Records shown Block Start
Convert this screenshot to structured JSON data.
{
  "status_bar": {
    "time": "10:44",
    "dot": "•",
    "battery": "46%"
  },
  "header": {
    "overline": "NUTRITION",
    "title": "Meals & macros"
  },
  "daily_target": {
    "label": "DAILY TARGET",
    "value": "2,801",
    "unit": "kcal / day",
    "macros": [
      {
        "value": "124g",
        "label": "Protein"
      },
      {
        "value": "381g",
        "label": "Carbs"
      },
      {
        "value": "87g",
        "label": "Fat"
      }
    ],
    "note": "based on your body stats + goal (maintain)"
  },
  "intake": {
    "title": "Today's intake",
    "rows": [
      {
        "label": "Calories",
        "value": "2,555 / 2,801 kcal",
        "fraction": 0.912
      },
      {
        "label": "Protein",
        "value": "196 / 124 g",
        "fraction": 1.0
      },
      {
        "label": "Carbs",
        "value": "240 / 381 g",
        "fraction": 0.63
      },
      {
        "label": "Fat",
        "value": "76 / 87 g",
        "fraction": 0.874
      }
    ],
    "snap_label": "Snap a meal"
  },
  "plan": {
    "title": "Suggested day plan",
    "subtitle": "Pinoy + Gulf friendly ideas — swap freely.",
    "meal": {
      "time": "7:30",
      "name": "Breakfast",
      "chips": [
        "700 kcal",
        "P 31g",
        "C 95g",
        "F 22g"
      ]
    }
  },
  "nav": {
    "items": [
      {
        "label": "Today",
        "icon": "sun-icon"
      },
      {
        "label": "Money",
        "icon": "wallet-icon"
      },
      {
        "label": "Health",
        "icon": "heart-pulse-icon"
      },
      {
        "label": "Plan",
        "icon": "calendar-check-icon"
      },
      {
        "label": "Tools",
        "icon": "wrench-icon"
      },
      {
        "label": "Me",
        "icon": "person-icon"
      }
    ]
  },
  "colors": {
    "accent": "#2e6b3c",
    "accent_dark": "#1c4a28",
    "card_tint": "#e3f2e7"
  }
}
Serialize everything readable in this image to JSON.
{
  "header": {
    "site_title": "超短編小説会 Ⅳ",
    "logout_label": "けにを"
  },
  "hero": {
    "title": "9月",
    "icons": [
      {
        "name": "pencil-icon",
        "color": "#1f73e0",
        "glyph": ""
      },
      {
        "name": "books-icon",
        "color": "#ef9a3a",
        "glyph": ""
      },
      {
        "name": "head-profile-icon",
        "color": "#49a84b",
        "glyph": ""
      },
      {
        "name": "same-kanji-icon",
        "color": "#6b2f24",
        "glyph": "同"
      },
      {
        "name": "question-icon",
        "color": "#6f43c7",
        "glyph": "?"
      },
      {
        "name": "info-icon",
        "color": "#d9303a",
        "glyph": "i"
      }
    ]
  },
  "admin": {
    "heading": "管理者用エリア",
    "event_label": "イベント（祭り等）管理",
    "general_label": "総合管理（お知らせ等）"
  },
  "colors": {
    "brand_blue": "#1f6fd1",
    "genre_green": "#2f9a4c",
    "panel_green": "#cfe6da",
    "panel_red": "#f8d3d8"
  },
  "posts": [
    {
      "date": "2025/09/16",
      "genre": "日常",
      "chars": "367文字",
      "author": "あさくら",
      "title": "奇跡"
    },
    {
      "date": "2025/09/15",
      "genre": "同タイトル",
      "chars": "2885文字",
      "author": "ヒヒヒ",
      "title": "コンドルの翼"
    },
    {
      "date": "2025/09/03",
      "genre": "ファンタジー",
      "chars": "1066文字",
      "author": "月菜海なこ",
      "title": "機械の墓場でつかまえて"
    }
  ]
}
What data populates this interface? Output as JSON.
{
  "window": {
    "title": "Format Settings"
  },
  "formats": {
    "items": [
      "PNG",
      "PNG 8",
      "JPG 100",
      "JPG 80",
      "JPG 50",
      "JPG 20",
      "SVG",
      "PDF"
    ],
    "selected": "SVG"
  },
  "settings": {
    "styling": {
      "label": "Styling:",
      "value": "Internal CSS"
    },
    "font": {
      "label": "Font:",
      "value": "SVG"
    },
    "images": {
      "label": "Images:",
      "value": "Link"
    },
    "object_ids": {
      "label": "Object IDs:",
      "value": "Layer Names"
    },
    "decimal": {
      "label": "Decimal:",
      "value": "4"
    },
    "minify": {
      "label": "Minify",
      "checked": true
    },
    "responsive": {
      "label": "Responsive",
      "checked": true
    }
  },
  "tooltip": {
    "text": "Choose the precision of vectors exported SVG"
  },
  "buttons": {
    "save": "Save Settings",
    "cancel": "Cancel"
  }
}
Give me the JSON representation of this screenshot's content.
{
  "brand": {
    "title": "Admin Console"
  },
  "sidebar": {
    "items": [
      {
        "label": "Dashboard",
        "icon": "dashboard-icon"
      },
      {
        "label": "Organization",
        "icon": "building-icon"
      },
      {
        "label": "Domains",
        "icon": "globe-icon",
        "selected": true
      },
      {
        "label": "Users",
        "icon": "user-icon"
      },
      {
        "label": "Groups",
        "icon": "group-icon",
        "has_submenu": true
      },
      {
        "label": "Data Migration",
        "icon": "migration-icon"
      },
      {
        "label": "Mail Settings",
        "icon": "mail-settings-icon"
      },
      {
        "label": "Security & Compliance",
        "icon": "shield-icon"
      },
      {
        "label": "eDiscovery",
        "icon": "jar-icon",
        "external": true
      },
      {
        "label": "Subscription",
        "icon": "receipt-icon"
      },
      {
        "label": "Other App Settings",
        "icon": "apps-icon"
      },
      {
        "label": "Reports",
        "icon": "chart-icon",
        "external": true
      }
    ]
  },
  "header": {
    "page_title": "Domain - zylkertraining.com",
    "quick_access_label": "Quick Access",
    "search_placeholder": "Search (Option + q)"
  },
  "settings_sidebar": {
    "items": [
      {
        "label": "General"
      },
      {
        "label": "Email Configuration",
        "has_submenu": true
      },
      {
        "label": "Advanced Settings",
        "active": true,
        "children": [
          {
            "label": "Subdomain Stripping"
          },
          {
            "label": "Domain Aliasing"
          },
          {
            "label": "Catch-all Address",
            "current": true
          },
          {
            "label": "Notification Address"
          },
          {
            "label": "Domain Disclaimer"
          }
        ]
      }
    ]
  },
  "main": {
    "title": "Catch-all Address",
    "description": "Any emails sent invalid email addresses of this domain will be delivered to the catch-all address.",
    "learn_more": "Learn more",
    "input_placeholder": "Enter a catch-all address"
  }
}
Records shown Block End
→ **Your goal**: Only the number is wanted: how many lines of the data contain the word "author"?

→ **Result below**: 3